YOUR GOAL
Isolate every line in the data with the string "field" and copy it.

Dataset rows for apps and sites:
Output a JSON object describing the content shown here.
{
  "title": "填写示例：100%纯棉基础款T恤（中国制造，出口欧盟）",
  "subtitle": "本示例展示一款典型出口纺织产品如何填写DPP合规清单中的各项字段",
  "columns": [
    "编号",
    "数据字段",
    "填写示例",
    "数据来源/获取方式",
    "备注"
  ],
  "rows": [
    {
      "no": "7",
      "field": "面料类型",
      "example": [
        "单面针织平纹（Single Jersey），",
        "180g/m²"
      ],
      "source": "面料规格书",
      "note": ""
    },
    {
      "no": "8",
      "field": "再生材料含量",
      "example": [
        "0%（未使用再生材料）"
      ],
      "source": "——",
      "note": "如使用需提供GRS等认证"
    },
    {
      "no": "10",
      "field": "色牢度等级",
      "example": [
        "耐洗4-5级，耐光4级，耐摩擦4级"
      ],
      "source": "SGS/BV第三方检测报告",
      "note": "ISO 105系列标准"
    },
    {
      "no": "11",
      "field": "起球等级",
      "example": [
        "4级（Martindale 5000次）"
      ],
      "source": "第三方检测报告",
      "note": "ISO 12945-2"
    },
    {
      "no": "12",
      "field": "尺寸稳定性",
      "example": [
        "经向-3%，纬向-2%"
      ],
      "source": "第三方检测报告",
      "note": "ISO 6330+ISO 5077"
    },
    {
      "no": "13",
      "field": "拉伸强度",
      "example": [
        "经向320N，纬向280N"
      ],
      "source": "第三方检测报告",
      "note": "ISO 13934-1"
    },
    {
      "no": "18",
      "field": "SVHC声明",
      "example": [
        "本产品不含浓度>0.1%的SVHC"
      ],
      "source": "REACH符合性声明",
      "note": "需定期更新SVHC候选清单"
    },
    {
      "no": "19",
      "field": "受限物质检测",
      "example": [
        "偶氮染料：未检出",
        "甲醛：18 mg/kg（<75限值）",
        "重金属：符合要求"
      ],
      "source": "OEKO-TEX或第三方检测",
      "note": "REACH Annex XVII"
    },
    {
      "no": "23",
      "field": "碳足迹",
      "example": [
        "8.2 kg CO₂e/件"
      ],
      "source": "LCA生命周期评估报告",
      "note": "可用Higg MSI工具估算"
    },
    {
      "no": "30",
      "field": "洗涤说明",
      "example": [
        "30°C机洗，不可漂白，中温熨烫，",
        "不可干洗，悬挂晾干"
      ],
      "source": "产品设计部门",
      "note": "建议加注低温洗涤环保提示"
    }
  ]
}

TASK ANSWER
      "field": "面料类型",
      "field": "再生材料含量",
      "field": "色牢度等级",
      "field": "起球等级",
      "field": "尺寸稳定性",
      "field": "拉伸强度",
      "field": "SVHC声明",
      "field": "受限物质检测",
      "field": "碳足迹",
      "field": "洗涤说明",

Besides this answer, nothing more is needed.